Since 2005, Tuija Seipell has been the editor of, one of the world's oldest and most-read culture and design blogs. Her insights and observations connect with millions of readers each month, and some of her Classic articles have earned more than 8 million views. The massive TCH newsletter subscriber list reads like the Who's Who of the global media, fashion, communications, design, architecture and lifestyle sectors.


Private Wine Cellar, Rasų Park, Vilnius, Lithuania

Those of us who see thousands of design and architecture projects each month are not easily impressed as we tend to see the same ideas over and over.

So, it is an exceptional delight when we see something that actually stops us and impresses in its visual impact and impeccable execution.

We suspect that even those that are truly well versed in wine cellar design would agree that the Lithuanian Steampunky wine bunker by Gabija Pažarskytė’s interior design studio Dizaino Virtuvė is rather impressive.

The wine cellar started as a dream of a father of a young family. According to the designer, the man dreamed of one day having his own wine cellar that would be based on a fantasy or illusion and that would give him a relaxed escape from reality.

His dream has now been realized and the 30 square-metre cellar contains almost 2000 bottles of wine and separate shelves for strong spirits and rare bottles.

The dark and gloomy bunker idea was not just something the designers came up with. It is based on the actual history of the site.

The bunkers for storing guns and other military ammunition were built by the Polish army in the middle of the 1920s and then taken over by the Soviets after WWII.

In 2015, a brand new housing project was created on the site by two local architecture studios Paleko Arch Studija and Plazma Architecturos Studija.

Eight of the 18 houses built on the site sit on top of the ammunition vaults and are elevated on stilts above them. Each owner o an elevated house also owns the bunker below.

So the designers of the wine cellar took their cues from this sinister military history and turned the cellar into a Steampunk-themed fantasy.

The vaulted ceiling is echoed in the metal arcs that also extend the length of the main space visually.

The central spot is occupied by a three-dimensional artwork – the shape of a man made of metal. One side of the main space is dedicated to this captain of the ship, the other side is left for his crew.

There is an overall feeling of submarine or subterranean enclosure with the different weathered and time-worn metal features – seats, metal basin, pipes and marine detailing – adding to the otherworldly feel.

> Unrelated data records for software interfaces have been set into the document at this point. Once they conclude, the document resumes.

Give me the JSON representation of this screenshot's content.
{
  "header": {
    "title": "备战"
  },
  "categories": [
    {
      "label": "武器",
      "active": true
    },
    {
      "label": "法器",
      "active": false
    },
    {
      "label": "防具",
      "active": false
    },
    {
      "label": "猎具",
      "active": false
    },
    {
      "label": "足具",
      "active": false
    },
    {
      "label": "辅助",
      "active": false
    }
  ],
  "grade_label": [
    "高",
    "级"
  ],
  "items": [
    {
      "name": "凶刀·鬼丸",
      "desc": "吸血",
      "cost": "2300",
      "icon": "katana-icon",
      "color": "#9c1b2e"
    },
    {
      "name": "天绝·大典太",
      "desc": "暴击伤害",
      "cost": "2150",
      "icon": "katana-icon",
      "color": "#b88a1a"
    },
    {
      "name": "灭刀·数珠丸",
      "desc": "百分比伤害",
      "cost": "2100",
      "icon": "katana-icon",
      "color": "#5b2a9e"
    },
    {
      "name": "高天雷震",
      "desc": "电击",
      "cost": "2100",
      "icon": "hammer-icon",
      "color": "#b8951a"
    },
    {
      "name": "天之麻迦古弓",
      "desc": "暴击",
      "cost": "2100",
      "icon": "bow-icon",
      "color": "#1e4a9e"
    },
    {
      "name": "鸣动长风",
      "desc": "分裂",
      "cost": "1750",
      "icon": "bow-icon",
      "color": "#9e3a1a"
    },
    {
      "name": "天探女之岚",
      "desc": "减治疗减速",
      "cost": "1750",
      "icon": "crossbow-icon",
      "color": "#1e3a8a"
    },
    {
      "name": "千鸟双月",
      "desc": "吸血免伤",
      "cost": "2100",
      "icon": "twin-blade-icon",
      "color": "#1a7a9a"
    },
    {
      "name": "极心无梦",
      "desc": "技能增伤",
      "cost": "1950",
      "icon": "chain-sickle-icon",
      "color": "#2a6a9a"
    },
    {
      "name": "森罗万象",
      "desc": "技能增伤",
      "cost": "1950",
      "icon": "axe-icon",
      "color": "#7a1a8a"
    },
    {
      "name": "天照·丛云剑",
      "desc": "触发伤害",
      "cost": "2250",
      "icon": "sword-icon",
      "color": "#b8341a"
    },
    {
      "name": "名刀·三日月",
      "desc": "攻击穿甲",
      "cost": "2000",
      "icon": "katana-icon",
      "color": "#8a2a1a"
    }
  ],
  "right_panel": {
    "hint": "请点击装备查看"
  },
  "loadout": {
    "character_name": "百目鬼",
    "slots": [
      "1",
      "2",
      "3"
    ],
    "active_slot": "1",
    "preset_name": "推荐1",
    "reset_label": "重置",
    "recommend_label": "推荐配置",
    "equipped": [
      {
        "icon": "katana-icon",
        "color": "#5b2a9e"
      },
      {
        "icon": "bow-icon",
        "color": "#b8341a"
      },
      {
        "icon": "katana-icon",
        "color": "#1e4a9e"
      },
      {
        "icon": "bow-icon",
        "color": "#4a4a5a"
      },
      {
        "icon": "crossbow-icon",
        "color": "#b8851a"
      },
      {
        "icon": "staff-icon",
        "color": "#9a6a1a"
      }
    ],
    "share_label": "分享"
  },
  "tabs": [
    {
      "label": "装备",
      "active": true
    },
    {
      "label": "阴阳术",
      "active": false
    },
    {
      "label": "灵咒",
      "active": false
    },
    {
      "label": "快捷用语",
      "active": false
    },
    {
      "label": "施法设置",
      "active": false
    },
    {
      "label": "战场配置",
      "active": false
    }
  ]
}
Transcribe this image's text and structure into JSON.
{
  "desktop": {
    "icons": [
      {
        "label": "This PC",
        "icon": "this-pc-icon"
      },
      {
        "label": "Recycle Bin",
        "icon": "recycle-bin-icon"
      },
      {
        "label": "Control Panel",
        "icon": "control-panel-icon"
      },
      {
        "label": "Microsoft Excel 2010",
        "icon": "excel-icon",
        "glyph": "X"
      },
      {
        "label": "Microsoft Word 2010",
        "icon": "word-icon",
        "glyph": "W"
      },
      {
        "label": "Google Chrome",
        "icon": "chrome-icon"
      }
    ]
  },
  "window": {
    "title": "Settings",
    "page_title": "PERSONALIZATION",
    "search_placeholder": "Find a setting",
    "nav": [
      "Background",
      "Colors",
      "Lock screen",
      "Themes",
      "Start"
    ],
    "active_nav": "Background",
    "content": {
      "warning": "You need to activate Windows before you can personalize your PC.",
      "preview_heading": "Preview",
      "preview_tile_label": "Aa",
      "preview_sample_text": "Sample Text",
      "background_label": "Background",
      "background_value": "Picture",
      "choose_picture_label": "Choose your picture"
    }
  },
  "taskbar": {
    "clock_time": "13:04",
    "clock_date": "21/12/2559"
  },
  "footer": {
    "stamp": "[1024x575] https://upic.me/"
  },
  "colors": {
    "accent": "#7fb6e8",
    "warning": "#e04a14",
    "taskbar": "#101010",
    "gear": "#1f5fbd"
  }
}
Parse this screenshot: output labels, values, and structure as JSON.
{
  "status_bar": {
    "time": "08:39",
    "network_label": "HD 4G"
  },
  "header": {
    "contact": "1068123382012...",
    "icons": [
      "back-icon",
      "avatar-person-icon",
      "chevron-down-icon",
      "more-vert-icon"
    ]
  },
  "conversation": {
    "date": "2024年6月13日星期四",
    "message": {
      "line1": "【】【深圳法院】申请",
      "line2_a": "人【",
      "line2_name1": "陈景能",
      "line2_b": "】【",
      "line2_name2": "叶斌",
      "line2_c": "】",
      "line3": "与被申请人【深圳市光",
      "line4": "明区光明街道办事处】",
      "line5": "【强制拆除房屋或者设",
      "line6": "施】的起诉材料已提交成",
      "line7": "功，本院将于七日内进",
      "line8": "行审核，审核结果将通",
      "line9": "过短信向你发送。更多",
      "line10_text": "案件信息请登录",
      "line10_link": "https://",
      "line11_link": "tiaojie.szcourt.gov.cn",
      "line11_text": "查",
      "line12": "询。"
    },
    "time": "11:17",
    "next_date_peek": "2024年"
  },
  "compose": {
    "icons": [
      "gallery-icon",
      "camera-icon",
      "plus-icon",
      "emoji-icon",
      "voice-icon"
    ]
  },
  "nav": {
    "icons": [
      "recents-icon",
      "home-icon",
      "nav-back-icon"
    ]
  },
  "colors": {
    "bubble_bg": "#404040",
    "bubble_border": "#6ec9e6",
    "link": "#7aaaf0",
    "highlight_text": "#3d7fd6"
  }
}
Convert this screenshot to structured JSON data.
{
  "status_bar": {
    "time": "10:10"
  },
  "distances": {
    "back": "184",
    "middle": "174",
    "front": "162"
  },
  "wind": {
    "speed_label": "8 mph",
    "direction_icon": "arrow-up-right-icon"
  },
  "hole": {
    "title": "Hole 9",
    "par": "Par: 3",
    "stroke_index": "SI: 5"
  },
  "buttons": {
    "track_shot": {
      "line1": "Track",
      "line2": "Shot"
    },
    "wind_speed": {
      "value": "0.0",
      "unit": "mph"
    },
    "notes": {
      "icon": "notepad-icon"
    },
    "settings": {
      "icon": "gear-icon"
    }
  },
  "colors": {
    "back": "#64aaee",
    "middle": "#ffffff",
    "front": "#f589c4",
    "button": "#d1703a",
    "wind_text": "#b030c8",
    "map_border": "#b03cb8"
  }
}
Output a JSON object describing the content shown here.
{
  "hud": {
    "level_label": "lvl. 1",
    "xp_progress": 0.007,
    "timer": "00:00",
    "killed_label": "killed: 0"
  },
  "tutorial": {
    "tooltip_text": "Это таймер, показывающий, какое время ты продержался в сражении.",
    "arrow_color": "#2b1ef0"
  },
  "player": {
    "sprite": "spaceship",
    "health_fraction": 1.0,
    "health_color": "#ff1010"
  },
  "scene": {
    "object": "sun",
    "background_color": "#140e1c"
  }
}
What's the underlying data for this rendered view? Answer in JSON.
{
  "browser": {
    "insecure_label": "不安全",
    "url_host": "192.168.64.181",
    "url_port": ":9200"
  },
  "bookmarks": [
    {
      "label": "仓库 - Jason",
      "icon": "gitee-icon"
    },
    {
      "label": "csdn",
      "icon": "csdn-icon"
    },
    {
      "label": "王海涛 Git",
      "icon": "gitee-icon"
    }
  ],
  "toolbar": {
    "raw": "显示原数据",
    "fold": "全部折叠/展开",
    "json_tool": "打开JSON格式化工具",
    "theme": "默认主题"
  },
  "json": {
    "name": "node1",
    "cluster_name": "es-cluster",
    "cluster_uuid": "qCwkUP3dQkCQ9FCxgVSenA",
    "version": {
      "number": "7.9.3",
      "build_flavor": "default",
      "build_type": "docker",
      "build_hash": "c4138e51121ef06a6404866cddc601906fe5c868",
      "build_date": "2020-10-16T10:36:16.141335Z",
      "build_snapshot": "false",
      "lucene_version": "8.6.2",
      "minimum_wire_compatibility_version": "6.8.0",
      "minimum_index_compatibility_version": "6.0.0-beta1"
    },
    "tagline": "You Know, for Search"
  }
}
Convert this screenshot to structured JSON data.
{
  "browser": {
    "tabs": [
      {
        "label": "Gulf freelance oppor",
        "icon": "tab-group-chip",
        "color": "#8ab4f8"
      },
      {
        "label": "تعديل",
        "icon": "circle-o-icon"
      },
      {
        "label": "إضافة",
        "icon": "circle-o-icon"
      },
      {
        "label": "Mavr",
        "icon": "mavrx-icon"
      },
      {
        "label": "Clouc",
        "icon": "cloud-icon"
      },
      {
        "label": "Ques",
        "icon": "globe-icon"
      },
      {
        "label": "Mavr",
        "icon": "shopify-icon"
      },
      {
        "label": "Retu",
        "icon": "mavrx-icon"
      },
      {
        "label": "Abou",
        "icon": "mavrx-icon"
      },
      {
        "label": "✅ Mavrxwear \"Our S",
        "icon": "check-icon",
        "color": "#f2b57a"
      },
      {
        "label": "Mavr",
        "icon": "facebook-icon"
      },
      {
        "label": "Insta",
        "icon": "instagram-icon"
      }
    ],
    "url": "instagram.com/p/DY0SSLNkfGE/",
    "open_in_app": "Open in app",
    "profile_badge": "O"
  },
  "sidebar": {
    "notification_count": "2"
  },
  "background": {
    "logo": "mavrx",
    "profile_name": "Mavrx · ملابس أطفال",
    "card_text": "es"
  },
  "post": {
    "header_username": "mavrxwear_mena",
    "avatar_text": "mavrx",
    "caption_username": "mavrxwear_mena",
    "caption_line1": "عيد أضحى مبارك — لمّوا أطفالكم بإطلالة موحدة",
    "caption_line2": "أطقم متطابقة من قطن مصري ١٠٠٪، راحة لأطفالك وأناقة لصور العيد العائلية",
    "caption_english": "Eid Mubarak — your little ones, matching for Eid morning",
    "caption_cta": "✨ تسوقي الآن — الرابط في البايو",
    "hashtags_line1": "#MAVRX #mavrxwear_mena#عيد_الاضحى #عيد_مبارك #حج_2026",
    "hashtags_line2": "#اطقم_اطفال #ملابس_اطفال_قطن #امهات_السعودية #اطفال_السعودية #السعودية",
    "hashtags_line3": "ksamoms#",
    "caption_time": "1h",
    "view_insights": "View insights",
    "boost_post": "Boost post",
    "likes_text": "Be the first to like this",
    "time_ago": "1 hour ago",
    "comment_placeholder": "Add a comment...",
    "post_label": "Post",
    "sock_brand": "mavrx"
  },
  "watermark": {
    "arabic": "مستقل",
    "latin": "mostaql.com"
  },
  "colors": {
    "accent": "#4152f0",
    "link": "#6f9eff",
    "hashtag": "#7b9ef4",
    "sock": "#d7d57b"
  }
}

This is definitely an escape from reality. With a great deal of wine to go with it, of course.

Written by Tuija Seipell

Photographed by Norbert Tukaj